Other Equipment: Walking sticks and frames help some patients, and if they can’t walk but can weight bear a turn-assist can be used to transfer them safely. A bariatric commode which doubles up as a shower chair can be a useful means of moving a patient in a bathroom. A hoist may be necessary for some immobile patients for safe transfer.

The Right Equipment at the Right Time

Having the right equipment available at the right time for each patient is key for moving plus-size patients safely and for encouraging mobilisation and independence. For example, plus-size patients who are usually mobile will often become bed-bound on admission to hospital purely because a bariatric bed which goes low enough for them to mobilise safely from is not available.

The consequences of this can be far reaching; not only does the patient lose independence but rehabilitation is delayed, their quality of life is negatively impacted, discharge is delayed, and the patient’s dignity is negatively affected. This in turn will increase costs due to increased length of stay and increased care provision.

Correct equipment provision can play a key role in maintaining a person’s independence, supporting rehabilitation, maintaining patient dignity and mitigating manual handling injury to caregivers. It’s extremely important to be able to step-up and step-down equipment without delay. Selecting appropriate equipment can be time consuming; an easy-to-follow equipment selection guide based on changing clinical needs, helps staff to select and use the right equipment at the right time. The Medstrom Select service has been developed specifically for this.

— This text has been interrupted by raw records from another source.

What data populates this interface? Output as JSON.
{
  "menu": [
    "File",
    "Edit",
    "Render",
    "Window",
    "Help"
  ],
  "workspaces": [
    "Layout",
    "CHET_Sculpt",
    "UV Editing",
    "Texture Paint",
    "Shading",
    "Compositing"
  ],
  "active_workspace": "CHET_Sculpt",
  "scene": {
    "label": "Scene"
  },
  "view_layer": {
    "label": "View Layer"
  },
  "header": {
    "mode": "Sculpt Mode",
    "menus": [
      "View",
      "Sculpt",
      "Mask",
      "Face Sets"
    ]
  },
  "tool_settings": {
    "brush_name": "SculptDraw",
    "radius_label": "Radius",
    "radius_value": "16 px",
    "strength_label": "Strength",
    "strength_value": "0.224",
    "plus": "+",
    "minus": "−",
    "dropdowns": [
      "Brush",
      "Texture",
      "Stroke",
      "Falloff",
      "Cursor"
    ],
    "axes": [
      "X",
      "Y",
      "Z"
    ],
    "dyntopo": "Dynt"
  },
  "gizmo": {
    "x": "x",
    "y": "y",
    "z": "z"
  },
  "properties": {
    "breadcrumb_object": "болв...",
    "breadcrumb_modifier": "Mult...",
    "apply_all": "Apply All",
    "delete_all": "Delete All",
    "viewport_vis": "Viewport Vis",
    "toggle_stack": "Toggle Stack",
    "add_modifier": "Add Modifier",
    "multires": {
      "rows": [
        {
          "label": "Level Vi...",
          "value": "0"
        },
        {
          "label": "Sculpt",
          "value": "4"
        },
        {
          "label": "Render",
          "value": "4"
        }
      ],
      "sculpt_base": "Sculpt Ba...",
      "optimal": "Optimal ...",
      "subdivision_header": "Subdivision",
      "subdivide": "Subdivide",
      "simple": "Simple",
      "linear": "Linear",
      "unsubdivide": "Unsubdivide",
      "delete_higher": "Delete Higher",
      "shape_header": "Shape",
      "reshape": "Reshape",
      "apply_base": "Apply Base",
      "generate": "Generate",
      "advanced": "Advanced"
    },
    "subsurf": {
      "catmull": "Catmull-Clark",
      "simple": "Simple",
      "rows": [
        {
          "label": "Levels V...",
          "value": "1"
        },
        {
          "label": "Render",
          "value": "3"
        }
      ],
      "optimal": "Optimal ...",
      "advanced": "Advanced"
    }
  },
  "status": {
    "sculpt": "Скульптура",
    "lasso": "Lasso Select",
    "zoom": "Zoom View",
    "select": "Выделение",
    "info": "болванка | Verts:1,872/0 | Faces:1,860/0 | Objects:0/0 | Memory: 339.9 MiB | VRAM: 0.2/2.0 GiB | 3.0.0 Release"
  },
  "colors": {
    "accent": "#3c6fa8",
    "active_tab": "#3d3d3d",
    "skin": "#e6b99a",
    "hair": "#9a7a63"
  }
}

References
1. Mitchell RJ, Lord SR, Harvey LA, Close JC. Associations between obesity and overweight and fall risk, health status and quality of life in older people. Aust N Z J Public Health. 2014;38(1):13-18. #
2. Chuang JF, Rau CS, Liu HT, et al. Obese patients who fall have less injury severity but a longer hospital stay than normal-weight patients. World J Emerg Surg. 2016;11:3. Published 2016 Jan 4.